Suárez Rojas was the military operational commander of the FARC and second-in-command—a role he took on after Raúl Reyes was killed in a Colombian cross-border raid into Ecuador in 2008. Rojas was, Vivianco says, “the military strategist, the guy who controlled the mind and soul of the FARC. His death in combat was devastating.” According to many estimates, defections and killings have reduced the FARC to less than seven thousand men, and the rebels’ ability to carry out abductions has been significantly impaired. The FARC has been steadily releasing its hostages over the last two years; many others have escaped. It’s thought that fewer than twenty policemen and soldiers remain in captivity today.

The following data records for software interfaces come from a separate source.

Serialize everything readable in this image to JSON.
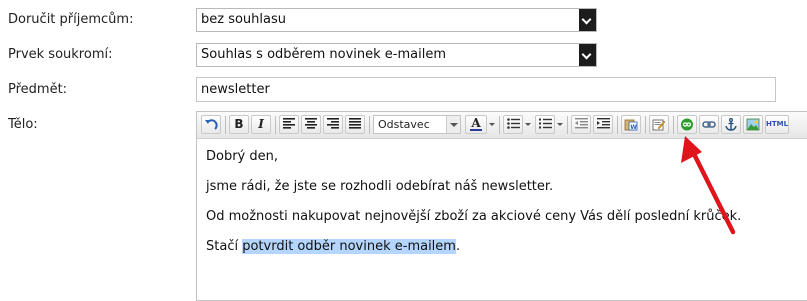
{
  "form": {
    "recipients": {
      "label": "Doručit příjemcům:",
      "value": "bez souhlasu"
    },
    "privacy": {
      "label": "Prvek soukromí:",
      "value": "Souhlas s odběrem novinek e-mailem"
    },
    "subject": {
      "label": "Předmět:",
      "value": "newsletter"
    },
    "body": {
      "label": "Tělo:"
    }
  },
  "toolbar": {
    "bold": "B",
    "italic": "I",
    "format_select": "Odstavec",
    "font_color_letter": "A",
    "html_button": "HTML"
  },
  "editor": {
    "line1": "Dobrý den,",
    "line2": "jsme rádi, že jste se rozhodli odebírat náš newsletter.",
    "line3": "Od možnosti nakupovat nejnovější zboží za akciové ceny Vás dělí poslední krůček.",
    "line4_prefix": "Stačí ",
    "line4_selected": "potvrdit odběr novinek e-mailem",
    "line4_suffix": "."
  },
  "colors": {
    "accent_highlight": "#b4d5fe",
    "annotation_arrow": "#e0141b",
    "green_button": "#2e9b2e"
  }
}
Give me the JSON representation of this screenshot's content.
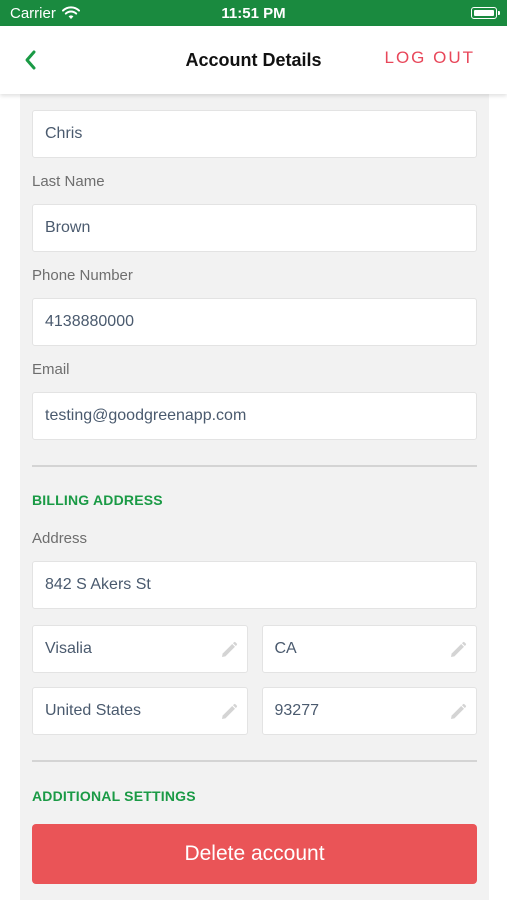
{
  "status_bar": {
    "carrier": "Carrier",
    "time": "11:51 PM"
  },
  "nav": {
    "title": "Account Details",
    "logout_label": "LOG OUT"
  },
  "form": {
    "first_name_value": "Chris",
    "last_name_label": "Last Name",
    "last_name_value": "Brown",
    "phone_label": "Phone Number",
    "phone_value": "4138880000",
    "email_label": "Email",
    "email_value": "testing@goodgreenapp.com"
  },
  "billing": {
    "section_title": "BILLING ADDRESS",
    "address_label": "Address",
    "address_value": "842 S Akers St",
    "city_value": "Visalia",
    "state_value": "CA",
    "country_value": "United States",
    "zip_value": "93277"
  },
  "additional": {
    "section_title": "ADDITIONAL SETTINGS",
    "delete_label": "Delete account"
  },
  "colors": {
    "brand_green": "#1a8a3f",
    "section_green": "#1a9a45",
    "logout_red": "#e8475a",
    "delete_red": "#ea5457"
  }
}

Uribe, who retired from office last August with high popularity ratings, has been criticized for allowing right-wing paramilitaries to continue to operate with impunity. Over the last two years, a few paramilitary leaders have been extradited to the United States to face drug-trafficking charges—most notably Salvatore Mancuso Gómez, also known as “Triple Cero,” the commander of the United Self-Defense Forces of Colombia (AUC), a coalition of paramilitaries that fought the guerrillas across the country and financed its activities by means of donations from landowners, drug trafficking, extortions, and robbery. Yet despite a demobilization program that Uribe instituted, few of these groups have been dismantled.

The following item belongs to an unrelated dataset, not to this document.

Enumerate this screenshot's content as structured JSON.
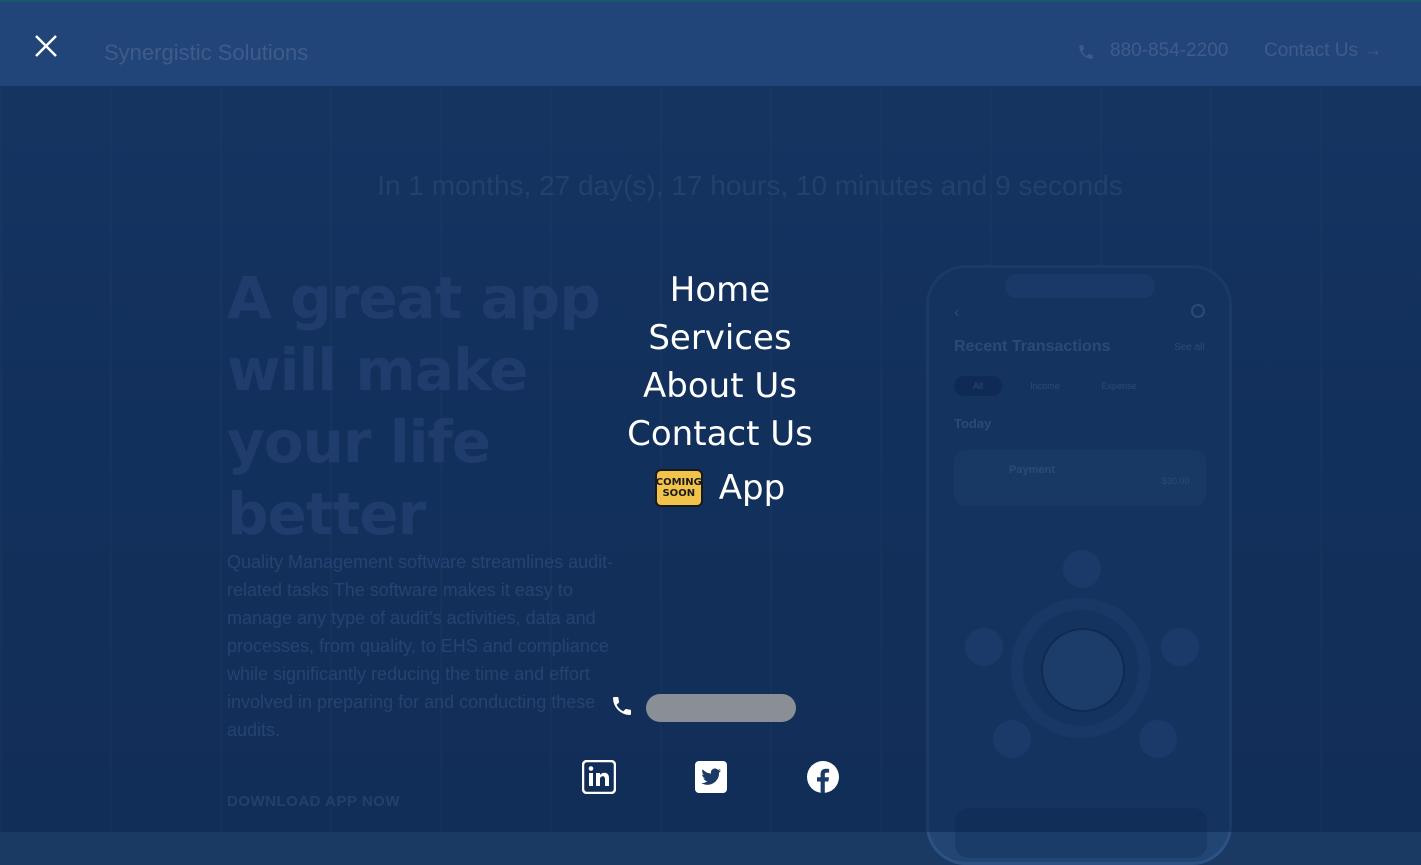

In fact, according to a Human Rights Watch report published last winter, “new groups [have] cropped up all over the country, taking the reins of the criminal operations that the AUC leadership previously ran.” It went on: “The successor groups regularly commit massacres, killings, forced displacement, rape, and extortion, and create a threatening atmosphere in the communities they control.”1 There is no indication so far that the new administration of President Juan Manuel Santos will be any more committed to taking on the paramilitaries.

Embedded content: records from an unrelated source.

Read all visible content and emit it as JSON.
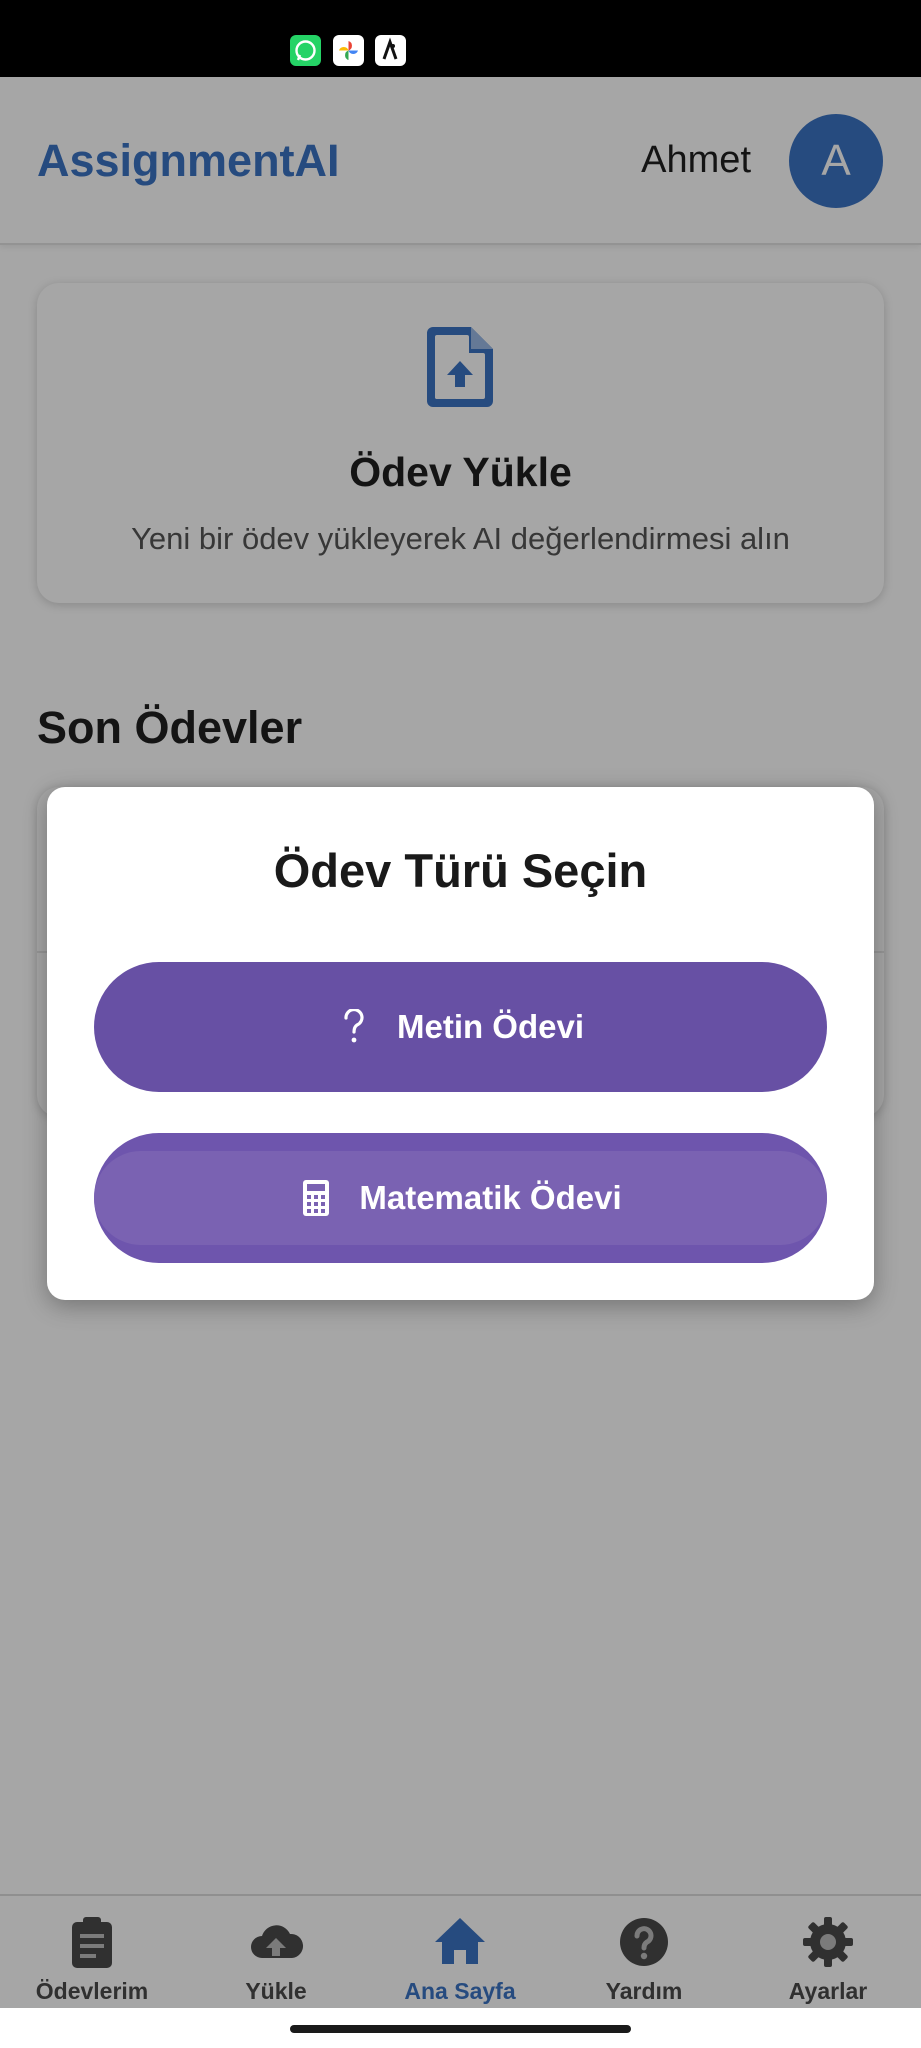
{
  "status_bar": {
    "icons": [
      "whatsapp-icon",
      "google-photos-icon",
      "app-notification-icon"
    ]
  },
  "header": {
    "brand": "AssignmentAI",
    "username": "Ahmet",
    "avatar_initial": "A"
  },
  "upload_card": {
    "icon": "file-upload-icon",
    "title": "Ödev Yükle",
    "description": "Yeni bir ödev yükleyerek AI değerlendirmesi alın"
  },
  "recent": {
    "title": "Son Ödevler"
  },
  "modal": {
    "title": "Ödev Türü Seçin",
    "buttons": [
      {
        "label": "Metin Ödevi",
        "icon": "question-icon"
      },
      {
        "label": "Matematik Ödevi",
        "icon": "calculator-icon"
      }
    ]
  },
  "bottom_nav": {
    "items": [
      {
        "label": "Ödevlerim",
        "icon": "clipboard-icon",
        "active": false
      },
      {
        "label": "Yükle",
        "icon": "cloud-upload-icon",
        "active": false
      },
      {
        "label": "Ana Sayfa",
        "icon": "home-icon",
        "active": true
      },
      {
        "label": "Yardım",
        "icon": "help-icon",
        "active": false
      },
      {
        "label": "Ayarlar",
        "icon": "settings-icon",
        "active": false
      }
    ]
  },
  "colors": {
    "primary": "#3b73c4",
    "modal_button": "#6750a4",
    "nav_inactive": "#4a4a4a"
  }
}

Ingrid Betancourt, now forty-eight, continues to be haunted by her years in captivity. Her marriage to her second husband, Juan Carlos Lecompte, broke up after her release. These days she divides her time between New York and Paris, where she runs a foundation to help other former hostages. There has been no serious discussion of her return to politics, and it’s not clear whether she would have any success. Although her years in captivity softened her elitist image, Betancourt’s demand for compensation for her suffering in the jungle struck many as impetuous and unappreciative and hardly endeared her to the public. Earlier this year, she went back to Colombia for a reunion with some of her fellow former captives. Members of the group discovered that they were tormented by similar nightmares, including one that involved being trapped in a building and battling their way to freedom. She told The Guardian in September: “It will take time until we cut the string still linking us with the jungle.”
December 9, 2010